There are, of course, several answers to this question, but one of the ways we make sure to maximize our content creation is by creating what we call our “Content Optimization Sheet.”
Almost everyone I talk to on a regular basis: entrepreneur, small business owner, marketer, etc. all have seem to have their priorities straight…well, at least on paper.
They know what they need to do, they know how it ties into their vision, and they how it will help them succeed in the end.
But over time, it seems like their most important priorities remain consistently on their “to-do list” and not their “done list”.
I couldn’t help but think, why is this? Why is it that these ambitious, hard-working and visionary professionals, who knew what they needed to do, weren’t getting the most important things done?
In trying to answer this question, it didn’t take me long before I looked at my own to-do list and realized the same phenomenon took place with me on a regular basis. For us in small businesses, we know we need to market, but right now we HAVE to service our current customers. We know we need to make a personnel change but right now we HAVE to meet our numbers and keep the doors open for another month.
It is so important to companies, in fact, that they will spend thousands of dollars on what is essentially a bet that an SEO agency will be able to help them move up the rankings by “optimizing” their site. A process that will take months and months before any results are seen.
Due to this combination of importance, expense, and time there becomes a perception by a lot of companies that SEO needs to be a complicated process. It needs to be this complex beast full of algorithms, webs of links, and deep understanding of HTML in order to make it all work. While this is true, focusing on these things would be like a highschool quarterback, who’s never picked up a football, starting by trying to memorize Peyton Manning’s playbook…Let’s get the basics down first.
Here are 3 basics that every site needs for SEO before they move on to the more complicated stuff.
Every day companies across the country launch products and marketing campaigns without realizing that they have blindfolds on. These days, it’s becoming easier and cheaper to create a product or marketing campaign. And with that, companies are producing them much more quickly which leads to missing some crucial steps to creating a quality, compelling, marketing message. And the most important thing that people miss is creating a marketing persona.
A marketing persona is a representation of the person that you are selling your product or services to. It helps you “get into the head” of your customers to empathize and relate to their decision-making process when it comes to buying your product. By going through the exercise of creating a persona, you will discover new ways of communicating with your customers, and be able to engage with them on a deeper level.
We live in a world of 140 characters or less. As much as any content writer would love to believe that every word that we write in our blogs is read and understood by our audience, deep down we know that most of them skim it. This short attention span of our readers, who want to get the most information possible with the minimal time invested, has led to the rise of quick-read articles and Buzzfeed.

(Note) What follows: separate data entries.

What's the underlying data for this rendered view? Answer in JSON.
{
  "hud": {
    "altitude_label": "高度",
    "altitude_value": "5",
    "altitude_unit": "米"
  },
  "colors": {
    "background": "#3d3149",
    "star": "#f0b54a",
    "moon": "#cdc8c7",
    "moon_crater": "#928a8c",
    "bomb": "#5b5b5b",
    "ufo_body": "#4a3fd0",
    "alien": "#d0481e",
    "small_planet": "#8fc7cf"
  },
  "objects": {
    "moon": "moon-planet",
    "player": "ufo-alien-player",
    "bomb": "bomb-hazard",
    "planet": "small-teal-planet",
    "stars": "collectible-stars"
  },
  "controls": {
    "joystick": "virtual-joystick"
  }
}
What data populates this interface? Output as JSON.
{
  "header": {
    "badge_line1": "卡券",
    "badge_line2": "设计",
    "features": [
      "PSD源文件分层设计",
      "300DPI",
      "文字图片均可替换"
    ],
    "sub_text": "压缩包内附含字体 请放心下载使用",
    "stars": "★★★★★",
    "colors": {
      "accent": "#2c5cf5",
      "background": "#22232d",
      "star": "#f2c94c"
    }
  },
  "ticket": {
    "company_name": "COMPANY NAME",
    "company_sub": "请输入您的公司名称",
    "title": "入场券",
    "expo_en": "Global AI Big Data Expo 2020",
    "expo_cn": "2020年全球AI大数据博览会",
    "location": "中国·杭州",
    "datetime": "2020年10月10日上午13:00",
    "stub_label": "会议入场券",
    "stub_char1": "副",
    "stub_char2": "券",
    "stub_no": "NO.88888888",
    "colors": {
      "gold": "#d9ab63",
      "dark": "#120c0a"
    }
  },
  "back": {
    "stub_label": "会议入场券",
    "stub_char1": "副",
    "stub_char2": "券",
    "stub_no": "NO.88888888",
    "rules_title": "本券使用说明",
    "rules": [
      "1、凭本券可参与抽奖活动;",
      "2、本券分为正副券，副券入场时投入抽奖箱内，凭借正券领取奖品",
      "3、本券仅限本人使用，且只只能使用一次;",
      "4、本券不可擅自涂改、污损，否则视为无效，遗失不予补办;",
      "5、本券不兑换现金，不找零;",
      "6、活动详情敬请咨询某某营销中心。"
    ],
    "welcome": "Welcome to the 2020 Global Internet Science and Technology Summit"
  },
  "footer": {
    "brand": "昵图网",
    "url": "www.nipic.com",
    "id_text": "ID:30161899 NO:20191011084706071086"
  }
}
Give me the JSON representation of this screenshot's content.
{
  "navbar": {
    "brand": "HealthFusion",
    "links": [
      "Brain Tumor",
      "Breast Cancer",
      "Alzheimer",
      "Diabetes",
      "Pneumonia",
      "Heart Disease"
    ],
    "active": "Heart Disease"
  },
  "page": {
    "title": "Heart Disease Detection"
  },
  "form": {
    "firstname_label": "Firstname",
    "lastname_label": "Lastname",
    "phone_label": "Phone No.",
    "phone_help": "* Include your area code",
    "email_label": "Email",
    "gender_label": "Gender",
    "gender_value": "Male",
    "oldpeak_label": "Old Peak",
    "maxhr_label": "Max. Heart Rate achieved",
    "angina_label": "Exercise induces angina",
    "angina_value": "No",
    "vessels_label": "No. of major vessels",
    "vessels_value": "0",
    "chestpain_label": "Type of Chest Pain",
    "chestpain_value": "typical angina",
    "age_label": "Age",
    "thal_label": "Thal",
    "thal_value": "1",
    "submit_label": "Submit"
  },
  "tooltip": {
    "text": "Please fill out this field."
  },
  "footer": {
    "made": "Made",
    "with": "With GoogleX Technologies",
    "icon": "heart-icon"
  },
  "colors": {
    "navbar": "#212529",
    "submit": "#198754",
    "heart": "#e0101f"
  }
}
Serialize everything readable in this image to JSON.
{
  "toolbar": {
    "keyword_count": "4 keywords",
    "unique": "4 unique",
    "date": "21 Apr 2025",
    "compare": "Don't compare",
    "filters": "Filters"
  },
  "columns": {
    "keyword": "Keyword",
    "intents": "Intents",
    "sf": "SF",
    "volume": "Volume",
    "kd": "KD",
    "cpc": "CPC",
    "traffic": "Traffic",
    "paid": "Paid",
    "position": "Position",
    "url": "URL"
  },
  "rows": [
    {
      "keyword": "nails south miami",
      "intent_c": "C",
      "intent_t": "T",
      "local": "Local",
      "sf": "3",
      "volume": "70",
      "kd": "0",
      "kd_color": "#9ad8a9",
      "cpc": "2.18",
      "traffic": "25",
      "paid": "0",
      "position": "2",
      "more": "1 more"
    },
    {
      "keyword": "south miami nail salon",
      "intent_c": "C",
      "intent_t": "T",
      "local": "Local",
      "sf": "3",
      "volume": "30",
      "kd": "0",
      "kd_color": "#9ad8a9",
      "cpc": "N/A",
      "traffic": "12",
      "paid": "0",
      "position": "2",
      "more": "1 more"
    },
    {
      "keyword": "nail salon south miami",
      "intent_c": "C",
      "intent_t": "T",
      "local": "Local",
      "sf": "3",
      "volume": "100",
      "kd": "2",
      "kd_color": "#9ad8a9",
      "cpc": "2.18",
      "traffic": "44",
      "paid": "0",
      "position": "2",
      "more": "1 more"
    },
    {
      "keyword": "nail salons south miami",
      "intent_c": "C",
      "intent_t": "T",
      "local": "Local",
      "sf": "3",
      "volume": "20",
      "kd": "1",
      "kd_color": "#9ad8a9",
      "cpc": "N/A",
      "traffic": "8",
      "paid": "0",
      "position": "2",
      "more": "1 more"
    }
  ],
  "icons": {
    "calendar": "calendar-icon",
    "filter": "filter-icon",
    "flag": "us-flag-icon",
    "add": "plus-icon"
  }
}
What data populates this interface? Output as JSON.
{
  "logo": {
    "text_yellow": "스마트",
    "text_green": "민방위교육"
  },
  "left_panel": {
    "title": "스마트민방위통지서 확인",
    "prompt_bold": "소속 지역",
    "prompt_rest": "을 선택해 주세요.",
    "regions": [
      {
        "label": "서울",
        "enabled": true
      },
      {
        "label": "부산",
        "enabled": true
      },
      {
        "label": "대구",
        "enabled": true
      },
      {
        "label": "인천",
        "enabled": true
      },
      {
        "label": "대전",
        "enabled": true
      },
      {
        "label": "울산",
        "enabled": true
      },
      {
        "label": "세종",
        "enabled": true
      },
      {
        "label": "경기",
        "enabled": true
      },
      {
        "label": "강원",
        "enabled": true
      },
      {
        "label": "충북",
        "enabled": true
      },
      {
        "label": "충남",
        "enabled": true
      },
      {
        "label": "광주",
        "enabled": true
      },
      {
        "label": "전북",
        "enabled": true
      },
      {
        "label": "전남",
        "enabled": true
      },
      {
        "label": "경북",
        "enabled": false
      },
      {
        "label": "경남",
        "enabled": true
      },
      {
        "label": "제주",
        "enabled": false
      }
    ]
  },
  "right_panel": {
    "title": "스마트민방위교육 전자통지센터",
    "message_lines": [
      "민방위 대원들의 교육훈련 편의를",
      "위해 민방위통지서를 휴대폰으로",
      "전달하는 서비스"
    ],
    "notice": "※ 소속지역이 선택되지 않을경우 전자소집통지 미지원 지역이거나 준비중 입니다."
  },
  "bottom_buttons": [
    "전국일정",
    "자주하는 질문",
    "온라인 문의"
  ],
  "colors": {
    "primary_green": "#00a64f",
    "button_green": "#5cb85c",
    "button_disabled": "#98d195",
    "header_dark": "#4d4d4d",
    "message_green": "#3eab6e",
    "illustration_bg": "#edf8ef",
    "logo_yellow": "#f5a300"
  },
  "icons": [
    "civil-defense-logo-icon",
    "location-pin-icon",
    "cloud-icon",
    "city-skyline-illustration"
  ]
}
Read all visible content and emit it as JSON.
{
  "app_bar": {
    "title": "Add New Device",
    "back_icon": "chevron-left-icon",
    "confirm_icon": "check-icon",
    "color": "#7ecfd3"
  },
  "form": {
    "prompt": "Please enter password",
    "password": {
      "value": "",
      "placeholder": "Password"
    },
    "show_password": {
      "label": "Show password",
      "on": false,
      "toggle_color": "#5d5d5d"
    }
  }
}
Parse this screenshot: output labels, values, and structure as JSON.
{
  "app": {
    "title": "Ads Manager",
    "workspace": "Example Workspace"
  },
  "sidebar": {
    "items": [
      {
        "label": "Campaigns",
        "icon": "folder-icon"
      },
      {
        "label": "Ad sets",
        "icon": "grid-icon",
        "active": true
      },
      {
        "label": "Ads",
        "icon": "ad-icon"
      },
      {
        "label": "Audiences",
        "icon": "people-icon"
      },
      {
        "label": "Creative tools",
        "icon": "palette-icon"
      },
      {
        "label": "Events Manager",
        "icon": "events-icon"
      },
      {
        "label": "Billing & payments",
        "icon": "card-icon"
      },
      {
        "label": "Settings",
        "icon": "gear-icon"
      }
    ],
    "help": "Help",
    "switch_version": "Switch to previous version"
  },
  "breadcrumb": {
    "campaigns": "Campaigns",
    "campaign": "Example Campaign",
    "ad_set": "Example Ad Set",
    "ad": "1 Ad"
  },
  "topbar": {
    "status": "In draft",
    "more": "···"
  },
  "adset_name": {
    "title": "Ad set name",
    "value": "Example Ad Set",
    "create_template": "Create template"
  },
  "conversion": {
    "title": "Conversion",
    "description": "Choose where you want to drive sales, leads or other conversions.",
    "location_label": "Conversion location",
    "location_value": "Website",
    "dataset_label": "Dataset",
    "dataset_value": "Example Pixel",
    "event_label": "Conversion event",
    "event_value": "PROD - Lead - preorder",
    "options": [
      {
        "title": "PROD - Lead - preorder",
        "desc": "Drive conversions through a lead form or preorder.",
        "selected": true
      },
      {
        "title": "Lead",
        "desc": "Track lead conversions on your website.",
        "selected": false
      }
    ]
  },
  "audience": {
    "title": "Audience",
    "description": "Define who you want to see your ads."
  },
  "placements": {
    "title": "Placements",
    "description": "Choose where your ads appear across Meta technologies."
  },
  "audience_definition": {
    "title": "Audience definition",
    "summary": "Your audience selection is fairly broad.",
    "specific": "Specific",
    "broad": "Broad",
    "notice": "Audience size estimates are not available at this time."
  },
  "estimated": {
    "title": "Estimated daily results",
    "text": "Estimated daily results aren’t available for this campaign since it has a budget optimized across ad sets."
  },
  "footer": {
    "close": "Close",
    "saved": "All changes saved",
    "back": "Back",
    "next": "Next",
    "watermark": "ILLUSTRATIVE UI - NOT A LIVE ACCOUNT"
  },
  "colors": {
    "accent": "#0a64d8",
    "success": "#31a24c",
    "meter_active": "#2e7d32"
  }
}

But to those who want a little bit of a change-up from the Top 10 List, there is another way to engage your audience with quick, easy-to-digest content: a video.
In a previous post I mentioned how you can use keyword research as a way to determine what posts you should be writing. But, doing this alone will not tell you the whole story. By doing keyword research you will learn what the average monthly traffic is for a certain keyword but, obviously, not all months will be the same.
For example, the keyword “Spring Break” is going to be searched much more often in February than it is in June, “NCAA tournament” is goin to be searched in March than in November, etc.
These are the obvious keywords, but what about the ones that aren’t so obvious? Are raincoats more likely to be searched in the Spring (when it’s rainy) or the Winter (in preparation for the rain)? Are basketball shoes more likely to be searched during the NCAA tournament? Perhaps the NBA playoffs? Or before the season begins? To answer these types of questions, we can turn to the information found in Google Trends.